President Joe Biden is announcing he has granted the first three pardons of his term. Biden is providing clemency to a Kennedy-era Secret Service agent from Chicago convicted of federal bribery charges that he tried to sell a copy of an agency file.
Biden also has pardoned two people, Betty Jo Bogans and Dexter Eugene Jackson, who were convicted on drug-related charges in Texas and Georgia but went on to become pillars in their communities.
The Democratic president also has commuted the sentences of 75 others for nonviolent, drug-related convictions. The White House announced the clemencies as it launched a series of job training and reentry programs for those in prison or recently released.
The White House said it pardoned Abraham W. Bolden, Sr., who served in the Secret Service.
"He has steadfastly maintained his innocence, arguing that he was targeted for prosecution in retaliation for exposing unprofessional and racist behavior within the U.S. Secret Service," the White House said in a statement. "Mr. Bolden has received numerous honors and awards for his ongoing work to speak out against the racism he faced in the Secret Service in the 1960s, and his courage in challenging injustice. Mr. Bolden has also been recognized for his many contributions to his community following his release from prison."
Bogans was convicted in 1998 of possession with intent to distribute crack cocaine. The White House said after serving a seven-year conviction, she has held steady employment for nearly the last two decades and underwent treatment for cancer.

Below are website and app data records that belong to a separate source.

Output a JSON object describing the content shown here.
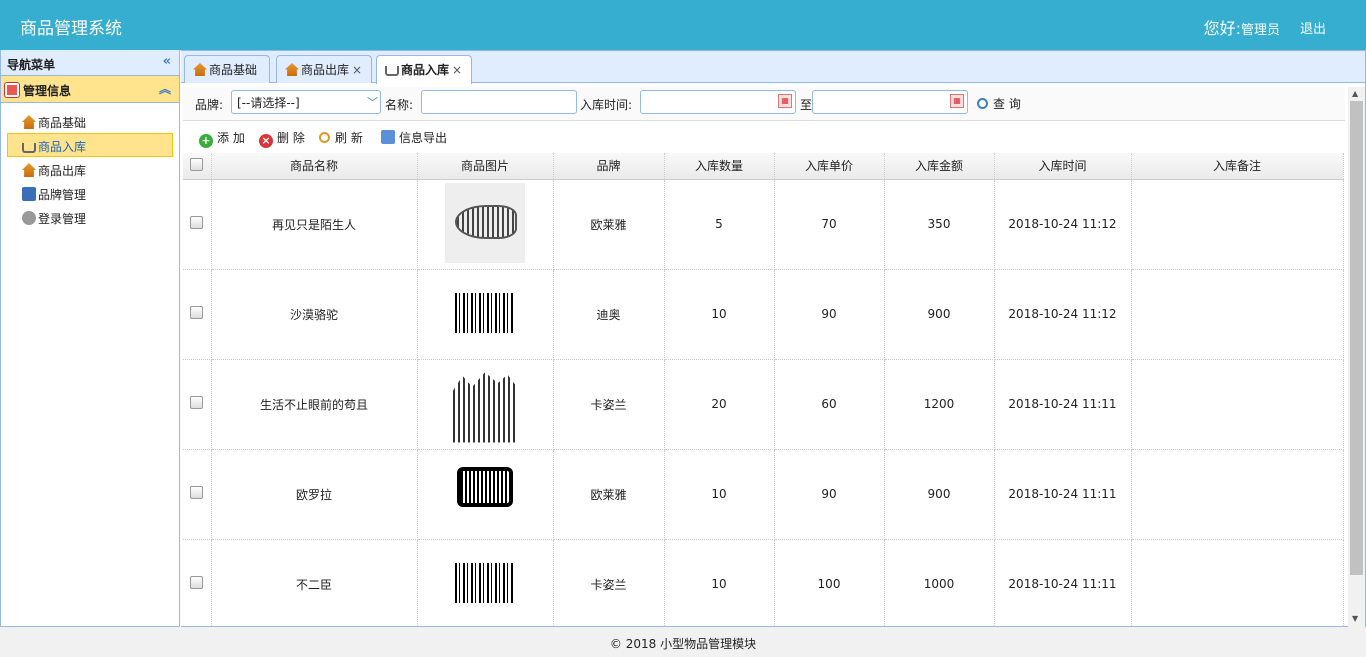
{
  "header": {
    "title": "商品管理系统",
    "greeting": "您好:",
    "user": "管理员",
    "logout": "退出"
  },
  "sidebar": {
    "title": "导航菜单",
    "group": "管理信息",
    "items": [
      {
        "label": "商品基础",
        "icon": "house-icon"
      },
      {
        "label": "商品入库",
        "icon": "cart-icon"
      },
      {
        "label": "商品出库",
        "icon": "house-icon"
      },
      {
        "label": "品牌管理",
        "icon": "book-icon"
      },
      {
        "label": "登录管理",
        "icon": "gear-icon"
      }
    ]
  },
  "tabs": [
    {
      "label": "商品基础"
    },
    {
      "label": "商品出库"
    },
    {
      "label": "商品入库"
    }
  ],
  "filters": {
    "brand_label": "品牌:",
    "brand_value": "[--请选择--]",
    "name_label": "名称:",
    "time_label": "入库时间:",
    "to_label": "至",
    "search": "查 询"
  },
  "toolbar": {
    "add": "添 加",
    "delete": "删 除",
    "refresh": "刷 新",
    "export": "信息导出"
  },
  "table": {
    "columns": [
      "商品名称",
      "商品图片",
      "品牌",
      "入库数量",
      "入库单价",
      "入库金额",
      "入库时间",
      "入库备注"
    ],
    "rows": [
      {
        "name": "再见只是陌生人",
        "brand": "欧莱雅",
        "qty": "5",
        "price": "70",
        "amount": "350",
        "time": "2018-10-24 11:12",
        "note": ""
      },
      {
        "name": "沙漠骆驼",
        "brand": "迪奥",
        "qty": "10",
        "price": "90",
        "amount": "900",
        "time": "2018-10-24 11:12",
        "note": ""
      },
      {
        "name": "生活不止眼前的苟且",
        "brand": "卡姿兰",
        "qty": "20",
        "price": "60",
        "amount": "1200",
        "time": "2018-10-24 11:11",
        "note": ""
      },
      {
        "name": "欧罗拉",
        "brand": "欧莱雅",
        "qty": "10",
        "price": "90",
        "amount": "900",
        "time": "2018-10-24 11:11",
        "note": ""
      },
      {
        "name": "不二臣",
        "brand": "卡姿兰",
        "qty": "10",
        "price": "100",
        "amount": "1000",
        "time": "2018-10-24 11:11",
        "note": ""
      }
    ]
  },
  "footer": "© 2018 小型物品管理模块"
}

Jackson was convicted in 2002 for using his business to facilitate the distribution of marijuana. Jackson reportedly allowed drug distributors to use the pool hall he owned. After serving his conviction, he converted his business into a cellphone repair service and hired high schoolers as part of a program to give them work experience, the White House said.